The Archbishop of Canterbury writes:
I HAD the good fortune to meet the Ven. Ian Russell (Gazette, 3 September) when I was at Cranmer Hall, Durham. I sat at the back of most lectures and found myself with the first-degree students from the university, all half my age or so. One of them was Chris Russell, who used to wake me up when I fell asleep. He introduced me to his visiting parents, Ian and Barbara.
Ian was a fairly new archdeacon, a species that was new to me. When they came to tea, I remember that he sat on the floor and played with the children. From the beginning, I saw someone who was serious about his love for people and his service to Christ and the Church of England. A distinguished parish priest, he kept his love for the structures and vocation of the Church of England, especially the parishes, in a way that both taught and inspired me.
Soon after he returned to Coventry, I received an invitation to look at a title post in Nuneaton, where we spent three very challenging years in his archdeaconry. I had the privilege of serving under him on a committee preparing a diocesan conference, in which he held together a deep prayerfulness, an absolute loyalty to the vision that the senior staff had arrived at and a superb attention to detail. It went very well as a result.
Ian was something of a mentor to me. He wrote graciously and firmly to set me right on more than one occasion. He was an adviser when I was responsible for a benefice. In the last few weeks in which I was in Nuneaton, my wife fell down the stairs and broke her ankle, about three days before the birth of our youngest. Ian and Barbara came round with stew. They were pastoral to their fingertips.
I could go on for a long time, but want to conclude by saying that I will miss him and his wisdom. The Church of England had a good and faithful servant in Ian.
The Rt Revd Dr Colin Buchanan adds: Ian Russell came to St Jude’s, Nottingham, in 1975, five years after his old college, St John’s, had moved to Bramcote, just outside Nottingham. He quickly gave himself to assisting the college in every way possible for a local incumbent, including joining the council, working on its sub-committees, having students on placement, preaching in chapel, and being constantly available in both practical and moral support — all the more valuable because of his punctilious attention to detail and reliability. In due course, after going to Coventry, he moved from being vice-chair to chairing the college council; and he then led the council in appointing Dr Christina Baxter principal.

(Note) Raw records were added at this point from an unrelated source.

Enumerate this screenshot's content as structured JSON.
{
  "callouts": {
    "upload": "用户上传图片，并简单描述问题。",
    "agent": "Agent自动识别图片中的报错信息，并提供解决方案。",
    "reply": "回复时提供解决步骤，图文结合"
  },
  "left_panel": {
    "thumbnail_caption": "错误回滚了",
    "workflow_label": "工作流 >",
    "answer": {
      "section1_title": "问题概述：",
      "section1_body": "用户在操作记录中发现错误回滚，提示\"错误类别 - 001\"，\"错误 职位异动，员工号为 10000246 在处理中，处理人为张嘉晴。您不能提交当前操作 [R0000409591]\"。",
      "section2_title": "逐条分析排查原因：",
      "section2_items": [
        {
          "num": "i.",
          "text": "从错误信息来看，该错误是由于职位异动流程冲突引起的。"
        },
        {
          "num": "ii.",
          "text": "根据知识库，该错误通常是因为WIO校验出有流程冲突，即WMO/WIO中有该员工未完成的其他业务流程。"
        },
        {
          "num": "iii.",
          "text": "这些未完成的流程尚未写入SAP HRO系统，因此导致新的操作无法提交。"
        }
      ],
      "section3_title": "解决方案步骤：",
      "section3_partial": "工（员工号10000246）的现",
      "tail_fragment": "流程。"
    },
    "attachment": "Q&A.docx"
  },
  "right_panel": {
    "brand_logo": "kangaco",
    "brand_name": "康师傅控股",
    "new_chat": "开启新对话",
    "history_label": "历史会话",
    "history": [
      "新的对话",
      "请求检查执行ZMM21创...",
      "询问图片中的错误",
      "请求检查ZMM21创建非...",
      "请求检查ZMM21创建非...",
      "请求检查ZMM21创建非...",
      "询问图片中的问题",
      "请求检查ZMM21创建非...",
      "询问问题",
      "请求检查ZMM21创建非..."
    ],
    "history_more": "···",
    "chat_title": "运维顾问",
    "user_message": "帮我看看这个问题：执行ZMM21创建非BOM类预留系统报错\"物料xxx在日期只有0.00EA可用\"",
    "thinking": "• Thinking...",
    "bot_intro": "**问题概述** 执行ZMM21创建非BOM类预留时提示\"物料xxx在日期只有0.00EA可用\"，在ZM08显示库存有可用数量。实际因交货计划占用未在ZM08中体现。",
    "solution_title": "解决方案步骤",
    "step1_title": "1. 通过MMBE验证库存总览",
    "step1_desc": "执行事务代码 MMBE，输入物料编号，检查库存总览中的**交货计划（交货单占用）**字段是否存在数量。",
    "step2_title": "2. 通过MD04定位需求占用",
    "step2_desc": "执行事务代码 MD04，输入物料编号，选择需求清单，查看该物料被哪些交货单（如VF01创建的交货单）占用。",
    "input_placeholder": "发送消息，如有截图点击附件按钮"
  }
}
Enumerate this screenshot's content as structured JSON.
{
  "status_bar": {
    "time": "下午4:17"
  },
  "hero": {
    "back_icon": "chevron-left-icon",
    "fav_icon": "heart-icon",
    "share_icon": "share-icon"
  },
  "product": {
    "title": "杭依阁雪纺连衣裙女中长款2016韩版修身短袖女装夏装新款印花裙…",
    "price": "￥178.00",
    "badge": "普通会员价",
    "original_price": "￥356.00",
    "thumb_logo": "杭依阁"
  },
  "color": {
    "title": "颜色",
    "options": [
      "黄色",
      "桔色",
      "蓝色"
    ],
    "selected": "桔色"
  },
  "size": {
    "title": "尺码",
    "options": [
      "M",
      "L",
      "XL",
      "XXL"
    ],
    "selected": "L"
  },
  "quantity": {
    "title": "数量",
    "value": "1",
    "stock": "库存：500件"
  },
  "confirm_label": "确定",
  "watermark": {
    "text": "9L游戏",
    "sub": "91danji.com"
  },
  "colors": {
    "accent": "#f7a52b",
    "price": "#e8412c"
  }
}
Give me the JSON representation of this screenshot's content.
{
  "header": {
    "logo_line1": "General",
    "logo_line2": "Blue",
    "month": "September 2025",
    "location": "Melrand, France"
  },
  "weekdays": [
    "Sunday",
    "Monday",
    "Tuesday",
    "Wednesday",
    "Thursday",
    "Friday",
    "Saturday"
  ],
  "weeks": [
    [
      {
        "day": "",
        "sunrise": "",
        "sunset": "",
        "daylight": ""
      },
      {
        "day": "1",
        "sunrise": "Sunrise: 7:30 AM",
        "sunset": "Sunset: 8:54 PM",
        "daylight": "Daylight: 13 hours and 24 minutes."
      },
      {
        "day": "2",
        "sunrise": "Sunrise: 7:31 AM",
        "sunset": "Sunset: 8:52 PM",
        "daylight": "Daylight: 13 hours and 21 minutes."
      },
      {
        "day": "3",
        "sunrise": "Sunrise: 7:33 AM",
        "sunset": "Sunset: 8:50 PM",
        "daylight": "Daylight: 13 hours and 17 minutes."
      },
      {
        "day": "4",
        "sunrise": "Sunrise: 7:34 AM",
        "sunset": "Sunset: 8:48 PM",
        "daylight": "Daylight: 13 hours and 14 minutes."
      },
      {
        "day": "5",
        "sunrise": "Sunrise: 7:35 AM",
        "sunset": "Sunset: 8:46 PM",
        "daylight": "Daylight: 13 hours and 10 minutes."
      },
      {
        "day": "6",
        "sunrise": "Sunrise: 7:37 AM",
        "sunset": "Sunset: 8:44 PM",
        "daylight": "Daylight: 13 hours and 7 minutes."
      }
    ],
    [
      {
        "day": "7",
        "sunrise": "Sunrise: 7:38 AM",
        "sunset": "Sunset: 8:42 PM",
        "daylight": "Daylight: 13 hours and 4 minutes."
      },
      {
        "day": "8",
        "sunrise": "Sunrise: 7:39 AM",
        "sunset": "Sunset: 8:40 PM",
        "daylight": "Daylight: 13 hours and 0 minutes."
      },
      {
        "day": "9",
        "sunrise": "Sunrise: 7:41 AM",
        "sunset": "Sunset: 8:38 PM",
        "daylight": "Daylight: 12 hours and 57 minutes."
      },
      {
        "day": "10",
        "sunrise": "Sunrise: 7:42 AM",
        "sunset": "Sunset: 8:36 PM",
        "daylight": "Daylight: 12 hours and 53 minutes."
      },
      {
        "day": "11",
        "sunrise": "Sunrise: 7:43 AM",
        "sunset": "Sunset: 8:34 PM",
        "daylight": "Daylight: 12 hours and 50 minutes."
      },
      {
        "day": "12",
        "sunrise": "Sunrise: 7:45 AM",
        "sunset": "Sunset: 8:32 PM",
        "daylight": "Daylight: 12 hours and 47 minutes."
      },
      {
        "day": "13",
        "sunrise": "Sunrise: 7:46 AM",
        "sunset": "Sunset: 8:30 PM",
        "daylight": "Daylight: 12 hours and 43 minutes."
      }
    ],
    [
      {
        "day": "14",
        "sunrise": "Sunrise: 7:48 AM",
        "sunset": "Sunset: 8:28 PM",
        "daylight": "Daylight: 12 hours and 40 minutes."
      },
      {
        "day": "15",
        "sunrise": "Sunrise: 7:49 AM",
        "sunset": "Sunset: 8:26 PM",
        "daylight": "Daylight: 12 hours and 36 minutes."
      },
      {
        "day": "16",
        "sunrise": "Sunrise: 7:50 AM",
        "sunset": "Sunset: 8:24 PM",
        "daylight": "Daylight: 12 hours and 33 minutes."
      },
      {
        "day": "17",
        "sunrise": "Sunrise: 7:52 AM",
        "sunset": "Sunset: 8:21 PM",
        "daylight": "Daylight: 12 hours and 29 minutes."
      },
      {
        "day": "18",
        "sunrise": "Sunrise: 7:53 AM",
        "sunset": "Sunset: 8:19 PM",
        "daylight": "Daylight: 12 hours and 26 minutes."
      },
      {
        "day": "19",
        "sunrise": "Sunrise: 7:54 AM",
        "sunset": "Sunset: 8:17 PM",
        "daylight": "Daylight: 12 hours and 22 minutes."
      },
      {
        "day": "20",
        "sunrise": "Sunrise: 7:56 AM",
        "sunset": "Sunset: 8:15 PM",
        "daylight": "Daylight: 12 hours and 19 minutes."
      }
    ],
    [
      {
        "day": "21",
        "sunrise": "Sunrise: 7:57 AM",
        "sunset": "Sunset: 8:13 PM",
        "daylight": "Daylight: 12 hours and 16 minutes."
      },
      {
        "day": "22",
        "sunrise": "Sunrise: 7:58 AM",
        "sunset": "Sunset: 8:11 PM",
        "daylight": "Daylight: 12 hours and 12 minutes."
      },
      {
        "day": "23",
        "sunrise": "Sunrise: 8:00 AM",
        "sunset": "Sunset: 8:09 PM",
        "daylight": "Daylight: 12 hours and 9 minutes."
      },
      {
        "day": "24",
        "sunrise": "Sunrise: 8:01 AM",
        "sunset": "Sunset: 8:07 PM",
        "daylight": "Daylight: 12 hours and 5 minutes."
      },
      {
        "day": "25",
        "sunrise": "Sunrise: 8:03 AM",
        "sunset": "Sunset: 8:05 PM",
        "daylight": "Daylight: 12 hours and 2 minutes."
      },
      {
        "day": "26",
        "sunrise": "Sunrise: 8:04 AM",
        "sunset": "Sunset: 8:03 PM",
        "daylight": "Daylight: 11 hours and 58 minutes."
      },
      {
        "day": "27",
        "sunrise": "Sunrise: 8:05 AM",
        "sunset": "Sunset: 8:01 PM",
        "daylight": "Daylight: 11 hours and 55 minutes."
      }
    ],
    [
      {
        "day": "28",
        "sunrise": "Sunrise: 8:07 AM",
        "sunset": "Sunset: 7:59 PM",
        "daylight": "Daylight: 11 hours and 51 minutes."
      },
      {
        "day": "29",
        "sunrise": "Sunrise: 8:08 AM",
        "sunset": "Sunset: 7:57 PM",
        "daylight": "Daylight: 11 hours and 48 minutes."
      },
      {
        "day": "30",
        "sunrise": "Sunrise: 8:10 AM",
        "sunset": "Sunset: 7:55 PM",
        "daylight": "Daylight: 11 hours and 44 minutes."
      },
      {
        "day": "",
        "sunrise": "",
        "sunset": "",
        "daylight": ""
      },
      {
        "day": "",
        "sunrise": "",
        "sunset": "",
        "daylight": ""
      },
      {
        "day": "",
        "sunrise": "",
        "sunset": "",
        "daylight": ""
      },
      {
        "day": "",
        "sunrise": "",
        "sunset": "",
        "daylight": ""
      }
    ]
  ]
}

For St John’s, Ian was over more than 20 years an unsung hero.
Canon Christopher Hall writes:
CANON Stephen Sidebotham (Gazette, 20 August), with Peggy, his wife, on their return to England, brought with them their commitment to Hong Kong and its people.
For 22 years, he was deeply involved with the Bishop Ho Ming Wah Association (BHMWA). Named after the former Bishop of Hong Kong, in 1987, it had opened a community centre in the crypt of St Martin-in-the-Fields primarily to meet the needs of Chinese migrants from Hong Kong.
Stephen was a member of the BHMWA Council from 1995 until 2017, except for the years when they were back in Hong Kong (1999-2005).
Throughout the St Martin’s Renewal Project, led by the then Vicar, Nick Holtam, Stephen was much involved with planning the temporary operation from St Anne’s, Soho, as well as the major fund-raising needed to equip the renewed premises. The refurbished Centre opened in 2009, to the delight of the friends and members of the Association. The bigger, more pleasant space, with a fit-for-purpose kitchen and modern equipment, made possible a range of activities to meet the different needs of a growing membership. The expanded lunch club was particularly successful at reducing the isolation felt by many elderly members.
Alice Chan its present chair, marooned by Covid in New Zealand, writes: “Stephen brought not only a calming influence, but also a human warmth to everyone. As vice-chair from 2012 to 2016, Stephen oversaw the development of new projects and service improvements. Linking to the befriending service, Stephen always wanted to do more to support the Chinese-speaking carers, who often feel isolated, not knowing how to access the carer-support resources.’’